After 6 long weeks and 40 games, the Rugby World Cup has finally come to an end. Our happy band of caravanners all gathered in the hall at Bridge Lodge, Otaki, to watch our team, the mighty All Blacks face the French team in the final game. At the first bars of our National Anthem, everyone jumped to their feet and sang along with gusto.
The All Blacks started off with their customary haka, which they perform before each game. The haka is an expression of passion, vigour and identity and focuses the players on the game ahead. The French team appeared to be not at all intimidated by this display and moved up close to face the All Blacks while they performed. The All Blacks scored the first try, with the French captain following with one for his side in the second half. The game was bruising, with several members from each team being replaced because of injury. The French challenged the All Blacks at every opportunity,. Along with the 60,000 spectators watching the game live in Eden Park Stadium, our group were on the edge of our seats hoping that the All Blacks would prevent the French from scoring as the final minutes ticked slowly by. The All Black defence held on and the final score was an 8-7 victory. For Captain Ritchie McCaw, it was the ultimate prize at the end of a tournament in which he dragged his aching body through ruck after ruck, tackle after tackle, to finally claim the elusive Web Ellis Cup for his team, commenting just after the game that he was “absolutely shagged”.
Figures showed just nearly half the New Zealand population tuned in to watch the Rugby World Cup final, making it the most watched television event ever.
Captain Richie McCaw of the All Blacks lifts the Webb Ellis Cup – photo from Getty Images

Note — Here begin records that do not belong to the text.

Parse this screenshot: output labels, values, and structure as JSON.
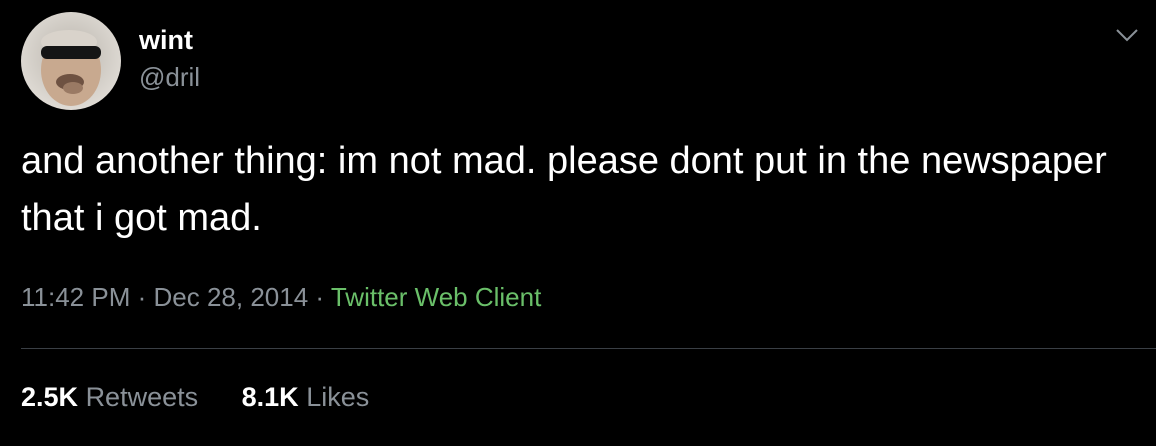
{
  "user": {
    "name": "wint",
    "handle": "@dril"
  },
  "tweet": {
    "text": "and another thing: im not mad. please dont put in the newspaper that i got mad.",
    "time": "11:42 PM",
    "separator": "·",
    "date": "Dec 28, 2014",
    "source": "Twitter Web Client"
  },
  "stats": {
    "retweets_count": "2.5K",
    "retweets_label": "Retweets",
    "likes_count": "8.1K",
    "likes_label": "Likes"
  },
  "icons": {
    "menu": "chevron-down-icon",
    "avatar": "avatar"
  },
  "colors": {
    "background": "#000000",
    "primary_text": "#ffffff",
    "secondary_text": "#8a9198",
    "source_link": "#6abf69",
    "divider": "#3a3f45"
  }
}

The next day Auckland celebrated with a ticker-tape parade, with an estimated 240,000 fans who turned up to catch a glimpse of the All Blacks. Extra parades will follow in Christchurch and Wellington. giving the fans the opportunity to salute their champions. Further accolades followed at the glittering IRB Awards Dinner, which also celebrated 125 years of the International Rugby Board. It was a fitting finale to what IRB Chairman Bernard Lapasset described as an “exceptional” Rugby World Cup. The All Blacks were named IRB Team of the Year and their coach Graham Henry IRB Coach of the Year. Good on you, All Blacks, you did the country proud!